However, there are rare occurrences when we might need to use the other Join Kind options. We just need to test them and if we’re not getting the right result, then we need to try the other Join Kind options.
In this example, we’re going to join everything from our Channel column, which is in the Sales table, to the left side of the Channel Name column from the Channel Details table or query.
Select the Left Outer option, and it’ll give us a preview below stating that there’s a total match. After that, click the OK button.
Now, a few things happened in our Sales table. The first thing that we’d notice is that we have an added transformation within our APPLIED STEPS, which indicates that we’ve Merged Queries.
However, it hasn’t given us all of the additional columns from the Channel Details table. In this case, we need to click on the double arrows beside the Channel Details column name.
We’ll then see all the different available options, which are the columns from the Channel Details table. For example, we are merging tables, and there are a lot of columns that we didn’t want to merge. All we have to do is select only the columns that we want to bring in. Let’s first leave them all selected and click the OK button.
We’ll see that all the columns from that supporting table have now appeared on every single row inside our fact table.
Applying Additional Transformations
Moreover, we can just remove this Channel column here because we already have a similar column that was added using the merging technique that we previously did.
Then, let’s rename the newly-added columns in our table into Channel, Short Code, Alt. Name, Importance, and Prior Code.
These are all different dimensions that we can now use on our models and visualizations. We’re able to easily create this detailed query that’s ultimately going to become a table.
Now, if we check our APPLIED STEPS section, all the things that we’ve done were automatically added. We appended queries, merged, expanded, removed, and renamed columns.
If we check our Advanced Editor, the M code indicates exactly the same thing from our APPLIED STEPS section. Those are the transformations that we’ve previously done.
Ultimately, merging queries is another powerful transformation that optimizes our queries and tables for the data models. It’s important to understand how we’re going to use them and bring them all together as one. This will allow us to create these queries and tables that are fully optimized. We can then use them inside our data model to make our DAX calculations more effective.

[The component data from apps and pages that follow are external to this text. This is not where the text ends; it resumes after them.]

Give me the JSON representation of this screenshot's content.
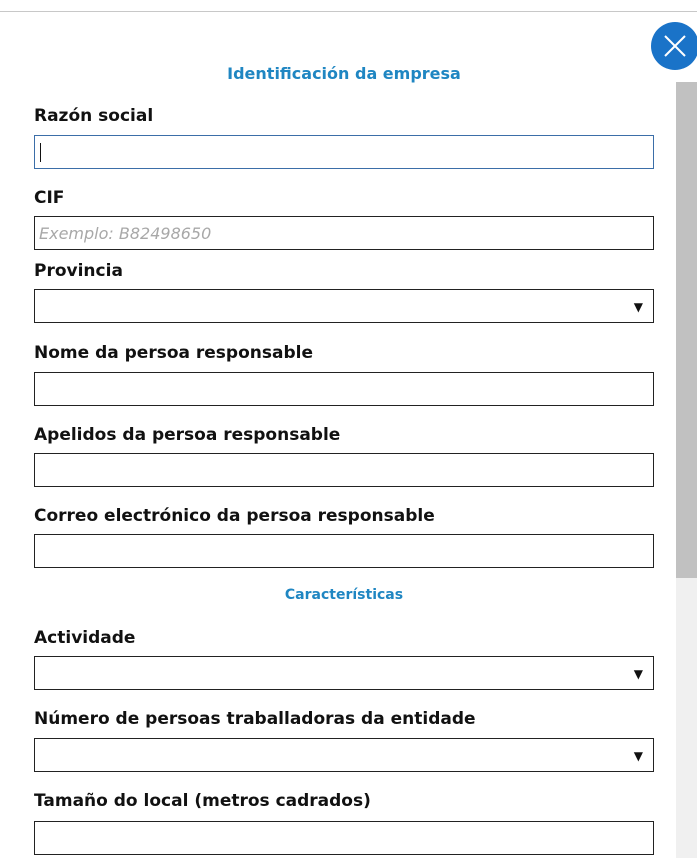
{
  "form": {
    "section_company": "Identificación da empresa",
    "section_characteristics": "Características",
    "fields": {
      "razon_social": {
        "label": "Razón social",
        "value": ""
      },
      "cif": {
        "label": "CIF",
        "placeholder": "Exemplo: B82498650",
        "value": ""
      },
      "provincia": {
        "label": "Provincia",
        "selected": ""
      },
      "nome": {
        "label": "Nome da persoa responsable",
        "value": ""
      },
      "apelidos": {
        "label": "Apelidos da persoa responsable",
        "value": ""
      },
      "correo": {
        "label": "Correo electrónico da persoa responsable",
        "value": ""
      },
      "actividade": {
        "label": "Actividade",
        "selected": ""
      },
      "numero_persoas": {
        "label": "Número de persoas traballadoras da entidade",
        "selected": ""
      },
      "tamano_local": {
        "label": "Tamaño do local (metros cadrados)",
        "value": ""
      }
    },
    "select_arrow_glyph": "▼"
  },
  "icons": {
    "close": "close-icon",
    "dropdown": "dropdown-arrow-icon"
  },
  "colors": {
    "accent": "#1f86c2",
    "close_button": "#1a73c8",
    "field_border": "#222222",
    "focused_border": "#3b6ea8"
  }
}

Indeed, the merge queries transformation is an indispensable addition to our analytical thinking and model development in Power BI.